[Exercise goal] The expected output is each line in the data below that includes the string "article".

[Exercise data]
————
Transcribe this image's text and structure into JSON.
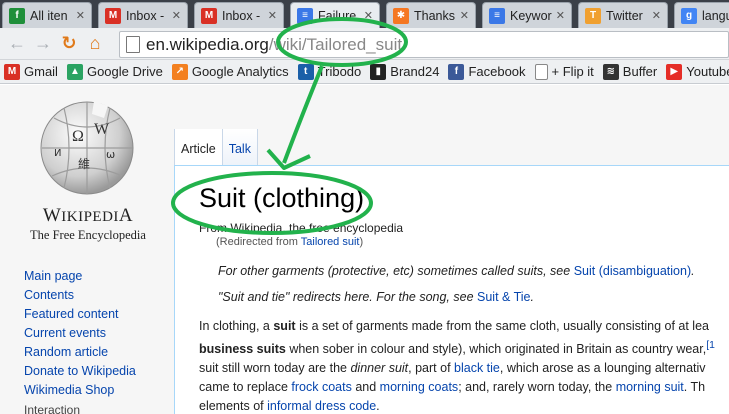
{
  "tabs": [
    {
      "label": "All iten",
      "favicon": "feedly-icon",
      "color": "#1f8f3a",
      "glyph": "f"
    },
    {
      "label": "Inbox -",
      "favicon": "gmail-icon",
      "color": "#d93025",
      "glyph": "M"
    },
    {
      "label": "Inbox -",
      "favicon": "gmail-icon",
      "color": "#d93025",
      "glyph": "M"
    },
    {
      "label": "Failure",
      "favicon": "docs-icon",
      "color": "#3b78e7",
      "glyph": "≡"
    },
    {
      "label": "Thanks",
      "favicon": "hubspot-icon",
      "color": "#f57722",
      "glyph": "✱"
    },
    {
      "label": "Keywor",
      "favicon": "docs-icon",
      "color": "#3b78e7",
      "glyph": "≡"
    },
    {
      "label": "Twitter",
      "favicon": "twitter-icon",
      "color": "#f0a030",
      "glyph": "T"
    },
    {
      "label": "languag",
      "favicon": "google-icon",
      "color": "#4285f4",
      "glyph": "g"
    }
  ],
  "address": {
    "host": "en.wikipedia.org",
    "path": "/wiki/Tailored_suit"
  },
  "bookmarks": [
    {
      "label": "Gmail",
      "icon": "gmail-icon",
      "color": "#d93025",
      "glyph": "M"
    },
    {
      "label": "Google Drive",
      "icon": "drive-icon",
      "color": "#2aa362",
      "glyph": "▲"
    },
    {
      "label": "Google Analytics",
      "icon": "analytics-icon",
      "color": "#f38020",
      "glyph": "↗"
    },
    {
      "label": "Tribodo",
      "icon": "tribodo-icon",
      "color": "#1a5fa8",
      "glyph": "t"
    },
    {
      "label": "Brand24",
      "icon": "brand24-icon",
      "color": "#222222",
      "glyph": "▮"
    },
    {
      "label": "Facebook",
      "icon": "facebook-icon",
      "color": "#3b5998",
      "glyph": "f"
    },
    {
      "label": "+ Flip it",
      "icon": "page-icon",
      "color": "#ffffff",
      "glyph": ""
    },
    {
      "label": "Buffer",
      "icon": "buffer-icon",
      "color": "#333333",
      "glyph": "≋"
    },
    {
      "label": "Youtube",
      "icon": "youtube-icon",
      "color": "#e52d27",
      "glyph": "▶"
    }
  ],
  "logo": {
    "wordmark": "Wikipedia",
    "tagline": "The Free Encyclopedia"
  },
  "sidenav": {
    "links": [
      "Main page",
      "Contents",
      "Featured content",
      "Current events",
      "Random article",
      "Donate to Wikipedia",
      "Wikimedia Shop"
    ],
    "section": "Interaction"
  },
  "page_tabs": {
    "article": "Article",
    "talk": "Talk"
  },
  "article": {
    "title": "Suit (clothing)",
    "site_sub": "From Wikipedia, the free encyclopedia",
    "redirect_prefix": "(Redirected from ",
    "redirect_link": "Tailored suit",
    "redirect_suffix": ")",
    "hatnote1_text": "For other garments (protective, etc) sometimes called suits, see ",
    "hatnote1_link": "Suit (disambiguation)",
    "hatnote1_end": ".",
    "hatnote2_text": "\"Suit and tie\" redirects here. For the song, see ",
    "hatnote2_link": "Suit & Tie",
    "hatnote2_end": ".",
    "p1": "In clothing, a ",
    "p1_bold": "suit",
    "p1_rest": " is a set of garments made from the same cloth, usually consisting of at lea",
    "p2_bold": "business suits",
    "p2_rest": " when sober in colour and style), which originated in Britain as country wear,",
    "p2_ref": "[1",
    "p3": "suit still worn today are the ",
    "p3_italic": "dinner suit",
    "p3_mid": ", part of ",
    "p3_link": "black tie",
    "p3_rest": ", which arose as a lounging alternativ",
    "p4": "came to replace ",
    "p4_link1": "frock coats",
    "p4_mid": " and ",
    "p4_link2": "morning coats",
    "p4_mid2": "; and, rarely worn today, the ",
    "p4_link3": "morning suit",
    "p4_end": ". Th",
    "p5": "elements of ",
    "p5_link": "informal dress code",
    "p5_end": "."
  }
}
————
[Answer to this task]
      "Random article",
    "article": "Article",
  "article": {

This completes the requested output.